The fine-tuning manoeuvre, called 'Targeting Clean-up', was critical: if the entry angle is too steep, the probe could overheat and burn up in the atmosphere; if the angle is too shallow, the probe might skim like a pebble on the surface of a lake and miss its target.

After the probe's separation from Cassini, telemetry data were collected by NASA's Deep Space Network stations in Madrid, Spain, and Goldstone, California. From these data confirming the release, we know the speed after release, and that the probe is spinning as planned to keep stable. Images from Cassini's cameras showing the probe drifting away were taken on 25-27 October.

Although only a few pixels across, these images taken at different distances between the probe and the orbiter helped navigators to reconstruct the probe's trajectory. Using the backdrop of known stars, and pinpointing Huygens's position relative to Cassini, the probe's trajectory was reconstructed using radio and optical navigation techniques.

This information is important to help establish the required geometry between the probe and the orbiter for radio communications during the probe descent on 14 January. It also shows that the probe and Cassini are well within the predicted trajectory accuracy.
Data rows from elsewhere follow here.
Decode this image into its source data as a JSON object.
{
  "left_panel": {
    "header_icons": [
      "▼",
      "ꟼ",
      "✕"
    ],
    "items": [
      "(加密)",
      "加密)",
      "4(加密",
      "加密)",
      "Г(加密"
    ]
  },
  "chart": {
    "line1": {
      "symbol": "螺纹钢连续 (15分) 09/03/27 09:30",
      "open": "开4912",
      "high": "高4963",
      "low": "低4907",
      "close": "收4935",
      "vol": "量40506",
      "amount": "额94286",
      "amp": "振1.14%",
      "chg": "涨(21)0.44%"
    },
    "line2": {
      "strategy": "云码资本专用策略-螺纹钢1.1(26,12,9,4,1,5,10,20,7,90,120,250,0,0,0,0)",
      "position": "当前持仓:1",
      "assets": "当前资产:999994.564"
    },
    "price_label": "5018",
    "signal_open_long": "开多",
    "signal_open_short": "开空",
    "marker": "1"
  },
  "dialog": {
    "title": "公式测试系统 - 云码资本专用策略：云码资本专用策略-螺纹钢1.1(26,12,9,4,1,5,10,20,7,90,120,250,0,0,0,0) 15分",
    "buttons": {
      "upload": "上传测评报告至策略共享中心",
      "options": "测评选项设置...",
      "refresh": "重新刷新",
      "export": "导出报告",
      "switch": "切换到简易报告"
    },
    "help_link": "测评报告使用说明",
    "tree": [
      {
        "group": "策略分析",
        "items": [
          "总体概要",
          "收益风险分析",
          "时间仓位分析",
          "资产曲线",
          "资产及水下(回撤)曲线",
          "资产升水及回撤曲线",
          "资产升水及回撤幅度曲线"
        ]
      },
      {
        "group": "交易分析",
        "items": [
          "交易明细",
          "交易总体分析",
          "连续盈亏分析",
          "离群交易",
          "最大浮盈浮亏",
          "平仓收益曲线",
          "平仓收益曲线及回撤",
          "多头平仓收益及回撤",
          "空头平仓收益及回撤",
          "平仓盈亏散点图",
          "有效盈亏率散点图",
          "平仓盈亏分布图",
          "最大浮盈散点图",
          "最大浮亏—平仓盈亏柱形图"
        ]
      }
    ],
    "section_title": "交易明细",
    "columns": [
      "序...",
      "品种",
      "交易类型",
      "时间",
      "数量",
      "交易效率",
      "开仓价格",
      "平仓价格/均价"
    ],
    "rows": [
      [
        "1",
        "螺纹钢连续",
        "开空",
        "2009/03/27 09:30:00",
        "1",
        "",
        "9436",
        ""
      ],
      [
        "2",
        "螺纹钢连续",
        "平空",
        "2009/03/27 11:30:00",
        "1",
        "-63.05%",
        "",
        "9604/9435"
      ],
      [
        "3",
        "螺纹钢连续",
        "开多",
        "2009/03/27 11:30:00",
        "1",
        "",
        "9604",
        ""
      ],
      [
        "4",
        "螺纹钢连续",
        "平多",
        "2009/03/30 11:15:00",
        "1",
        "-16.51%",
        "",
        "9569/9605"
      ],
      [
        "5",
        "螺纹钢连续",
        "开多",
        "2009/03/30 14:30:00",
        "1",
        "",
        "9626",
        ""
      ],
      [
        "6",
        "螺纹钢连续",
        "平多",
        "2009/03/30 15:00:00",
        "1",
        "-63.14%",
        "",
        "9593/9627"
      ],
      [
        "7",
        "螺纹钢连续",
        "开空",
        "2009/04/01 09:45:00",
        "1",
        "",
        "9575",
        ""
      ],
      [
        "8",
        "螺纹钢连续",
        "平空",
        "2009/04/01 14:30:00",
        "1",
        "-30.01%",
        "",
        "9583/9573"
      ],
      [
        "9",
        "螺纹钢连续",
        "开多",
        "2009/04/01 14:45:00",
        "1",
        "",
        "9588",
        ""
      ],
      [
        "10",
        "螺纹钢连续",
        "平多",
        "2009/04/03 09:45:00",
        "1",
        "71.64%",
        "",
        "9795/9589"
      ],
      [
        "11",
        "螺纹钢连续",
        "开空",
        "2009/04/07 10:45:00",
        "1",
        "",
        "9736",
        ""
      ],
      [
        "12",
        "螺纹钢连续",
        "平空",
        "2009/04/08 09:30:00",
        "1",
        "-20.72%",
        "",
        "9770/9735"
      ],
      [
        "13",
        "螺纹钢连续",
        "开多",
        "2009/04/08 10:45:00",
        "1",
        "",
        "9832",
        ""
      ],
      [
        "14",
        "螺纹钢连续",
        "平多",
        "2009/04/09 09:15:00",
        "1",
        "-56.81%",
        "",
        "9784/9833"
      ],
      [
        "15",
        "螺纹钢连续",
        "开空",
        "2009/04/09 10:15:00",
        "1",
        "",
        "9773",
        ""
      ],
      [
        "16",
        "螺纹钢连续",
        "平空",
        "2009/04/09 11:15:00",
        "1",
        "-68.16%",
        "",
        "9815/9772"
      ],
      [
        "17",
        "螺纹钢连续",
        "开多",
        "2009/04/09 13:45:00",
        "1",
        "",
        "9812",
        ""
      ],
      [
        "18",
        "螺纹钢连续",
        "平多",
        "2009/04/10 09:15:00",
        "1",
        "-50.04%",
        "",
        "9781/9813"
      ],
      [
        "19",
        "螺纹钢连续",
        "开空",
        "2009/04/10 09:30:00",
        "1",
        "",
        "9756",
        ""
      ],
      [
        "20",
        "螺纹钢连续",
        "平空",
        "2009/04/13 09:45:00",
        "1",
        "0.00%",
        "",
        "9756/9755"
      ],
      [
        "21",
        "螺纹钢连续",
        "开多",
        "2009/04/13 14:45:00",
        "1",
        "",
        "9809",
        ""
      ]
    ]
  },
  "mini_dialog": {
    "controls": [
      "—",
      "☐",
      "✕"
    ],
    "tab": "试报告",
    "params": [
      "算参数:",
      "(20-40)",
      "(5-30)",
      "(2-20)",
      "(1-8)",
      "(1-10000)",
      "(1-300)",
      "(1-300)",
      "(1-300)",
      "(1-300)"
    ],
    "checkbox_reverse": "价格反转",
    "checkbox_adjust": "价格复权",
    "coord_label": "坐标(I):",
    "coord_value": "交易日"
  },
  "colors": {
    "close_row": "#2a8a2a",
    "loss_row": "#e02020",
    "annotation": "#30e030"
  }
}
Jean-Pierre Lebreton, ESA's Huygens Mission Manager said: "We know now that Huygens is going to hit Titan's upper atmosphere with a high precision. We are using this latest information to update our Huygens trajectory prediction. However, we still can't say precisely where Huygens is going to impact on the surface as the touchdown longitude will be most influenced by the drift of the parachute caused by the wind. This may be as large as 300-400 kilometres eastwards."

Learn more at Huygens.com